▶ [Task input]:

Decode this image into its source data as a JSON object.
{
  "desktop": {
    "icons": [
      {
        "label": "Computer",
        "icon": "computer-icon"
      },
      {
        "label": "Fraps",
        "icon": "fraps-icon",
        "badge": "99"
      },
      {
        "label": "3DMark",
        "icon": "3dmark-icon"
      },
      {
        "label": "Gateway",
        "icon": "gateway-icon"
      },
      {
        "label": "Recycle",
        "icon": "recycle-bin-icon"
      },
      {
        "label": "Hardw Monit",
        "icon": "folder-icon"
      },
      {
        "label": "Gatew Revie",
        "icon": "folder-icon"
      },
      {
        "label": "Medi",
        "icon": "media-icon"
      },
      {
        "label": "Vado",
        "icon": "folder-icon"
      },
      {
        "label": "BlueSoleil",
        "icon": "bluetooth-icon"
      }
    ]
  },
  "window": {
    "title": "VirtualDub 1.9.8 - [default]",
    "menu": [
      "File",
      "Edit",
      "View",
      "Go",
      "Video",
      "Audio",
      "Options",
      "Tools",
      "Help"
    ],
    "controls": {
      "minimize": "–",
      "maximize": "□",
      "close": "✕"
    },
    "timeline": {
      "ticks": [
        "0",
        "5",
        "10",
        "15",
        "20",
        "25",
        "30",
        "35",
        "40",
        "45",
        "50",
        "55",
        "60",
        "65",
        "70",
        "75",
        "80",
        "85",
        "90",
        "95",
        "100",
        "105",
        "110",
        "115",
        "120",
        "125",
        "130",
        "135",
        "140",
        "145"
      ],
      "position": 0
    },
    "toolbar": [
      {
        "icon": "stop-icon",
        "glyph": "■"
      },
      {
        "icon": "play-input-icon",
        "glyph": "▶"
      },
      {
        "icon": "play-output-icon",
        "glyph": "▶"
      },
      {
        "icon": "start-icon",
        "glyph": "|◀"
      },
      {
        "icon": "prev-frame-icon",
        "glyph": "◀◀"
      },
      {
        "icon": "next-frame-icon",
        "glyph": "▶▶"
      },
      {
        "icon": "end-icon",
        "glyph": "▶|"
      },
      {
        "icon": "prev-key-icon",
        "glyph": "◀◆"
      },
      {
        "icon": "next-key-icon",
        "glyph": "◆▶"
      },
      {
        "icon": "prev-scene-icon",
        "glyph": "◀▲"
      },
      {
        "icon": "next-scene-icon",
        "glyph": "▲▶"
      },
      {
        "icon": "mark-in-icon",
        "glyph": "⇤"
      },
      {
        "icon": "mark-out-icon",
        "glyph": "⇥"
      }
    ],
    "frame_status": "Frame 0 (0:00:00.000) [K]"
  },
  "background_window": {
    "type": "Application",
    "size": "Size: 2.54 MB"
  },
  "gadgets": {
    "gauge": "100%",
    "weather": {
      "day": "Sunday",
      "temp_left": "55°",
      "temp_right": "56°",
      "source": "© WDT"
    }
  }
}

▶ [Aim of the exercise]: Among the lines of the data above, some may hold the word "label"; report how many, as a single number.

▶ [Solution for this task]: 10